With options running out, the future of Mississippi's only remaining abortion clinic likely depends on a federal judge.
The Jackson Women's Health Organization, represented by the Center for Reproductive Rights (CRR), has filed another motion calling on the court to block enforcement of a new state law that would shut down the clinic for good. Passed last April in a fairly blatant attempt to make Mississippi an "abortion-free" state, the law requires doctors who provide abortions to have official admitting privileges at a local hospital. The doctors at Jackson Women's Health, both of whom travel to Jackson from out of state, have been trying to secure the privileges for months.

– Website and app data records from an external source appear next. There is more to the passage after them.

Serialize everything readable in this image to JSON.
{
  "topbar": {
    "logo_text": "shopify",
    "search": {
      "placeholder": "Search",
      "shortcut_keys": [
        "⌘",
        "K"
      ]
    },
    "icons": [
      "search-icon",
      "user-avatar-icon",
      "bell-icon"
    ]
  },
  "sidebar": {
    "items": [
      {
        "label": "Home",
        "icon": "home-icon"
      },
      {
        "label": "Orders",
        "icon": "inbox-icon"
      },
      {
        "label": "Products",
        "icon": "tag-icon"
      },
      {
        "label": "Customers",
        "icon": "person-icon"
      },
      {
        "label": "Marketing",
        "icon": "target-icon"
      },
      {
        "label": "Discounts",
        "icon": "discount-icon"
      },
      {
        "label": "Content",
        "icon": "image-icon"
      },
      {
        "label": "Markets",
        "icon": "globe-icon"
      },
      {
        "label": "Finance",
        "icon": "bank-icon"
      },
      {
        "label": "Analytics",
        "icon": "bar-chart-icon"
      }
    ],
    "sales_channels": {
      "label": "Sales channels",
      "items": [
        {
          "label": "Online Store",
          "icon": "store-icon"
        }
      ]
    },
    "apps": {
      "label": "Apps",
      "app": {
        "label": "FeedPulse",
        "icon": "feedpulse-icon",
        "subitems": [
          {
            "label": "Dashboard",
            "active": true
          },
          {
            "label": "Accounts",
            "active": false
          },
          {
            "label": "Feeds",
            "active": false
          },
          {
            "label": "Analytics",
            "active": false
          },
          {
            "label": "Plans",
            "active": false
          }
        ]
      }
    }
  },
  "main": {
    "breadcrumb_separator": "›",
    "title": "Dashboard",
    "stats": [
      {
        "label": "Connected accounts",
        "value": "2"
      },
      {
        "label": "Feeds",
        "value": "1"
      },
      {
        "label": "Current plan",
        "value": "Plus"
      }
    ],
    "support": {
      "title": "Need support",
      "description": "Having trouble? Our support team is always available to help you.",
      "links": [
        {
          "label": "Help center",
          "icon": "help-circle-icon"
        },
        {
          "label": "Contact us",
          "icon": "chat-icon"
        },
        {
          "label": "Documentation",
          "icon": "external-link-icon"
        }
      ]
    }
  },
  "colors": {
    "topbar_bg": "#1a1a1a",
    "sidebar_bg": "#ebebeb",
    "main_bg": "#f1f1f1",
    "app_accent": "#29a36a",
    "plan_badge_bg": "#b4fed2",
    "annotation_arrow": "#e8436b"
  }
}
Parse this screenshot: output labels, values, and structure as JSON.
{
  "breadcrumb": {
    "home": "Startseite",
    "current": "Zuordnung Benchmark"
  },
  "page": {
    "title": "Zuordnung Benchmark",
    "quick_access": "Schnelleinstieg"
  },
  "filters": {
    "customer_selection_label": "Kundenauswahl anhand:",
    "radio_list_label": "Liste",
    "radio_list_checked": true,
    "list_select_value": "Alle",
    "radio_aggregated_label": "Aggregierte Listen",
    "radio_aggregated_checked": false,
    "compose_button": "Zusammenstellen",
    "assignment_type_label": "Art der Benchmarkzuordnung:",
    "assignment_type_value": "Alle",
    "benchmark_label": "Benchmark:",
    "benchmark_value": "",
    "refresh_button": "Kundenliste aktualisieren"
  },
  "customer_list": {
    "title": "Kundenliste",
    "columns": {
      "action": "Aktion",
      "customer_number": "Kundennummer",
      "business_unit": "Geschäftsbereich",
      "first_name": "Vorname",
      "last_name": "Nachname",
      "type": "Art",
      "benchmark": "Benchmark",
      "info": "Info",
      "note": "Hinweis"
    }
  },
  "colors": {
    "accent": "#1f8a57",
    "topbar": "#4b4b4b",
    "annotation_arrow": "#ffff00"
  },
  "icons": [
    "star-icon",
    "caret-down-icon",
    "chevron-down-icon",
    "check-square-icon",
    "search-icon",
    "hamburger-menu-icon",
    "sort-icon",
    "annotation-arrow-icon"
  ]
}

Those efforts have proven fruitless. In July, the court allowed the law to go into effect but blocked any penalties from being enforced while the hospital application process played out, and the department of health granted them six months to try to come into compliance. But, at this point, the result of the application process is a "forgone conclusion," according to CRR.
The doctors' applications have been rejected by every hospital they've approached. Two hospitals wouldn't let them apply at all. Five others denied the applications for "administrative" reasons, before even completely reviewing the doctors' qualifications. Their rejection letters cited their policies regarding abortion and "concern about disruption to the hospital's business within the community." The clinic wrote follow-up letters to make sure the hospitals understood that the doctors were only seeking privileges to comply with the new law and wouldn't actually be providing abortions at the hospital, but no dice.
"Anti-choice politicians were very clear that they had one in thing in mind when they passed this law: to shut down Mississippi's only abortion clinic," said CRR's president Nancy Northup in a press release. "It isn't a surprise to anyone that the physicians at the Jackson Women's Health Organization haven't been able to obtain admitting privileges at any local hospital."
Unless the law is blocked, the clinic will be in violation on January 11. If it's forced to close, Mississippi would be the only state in the country without a single abortion clinic, and women would have to travel to surrounding states to end their pregnancies. But the clinic's owner, Diane Derzis, says she's hopeful that the judge will declare the law unconstitutional. "Without him doing so," she warns, "Mississippi has banned abortion."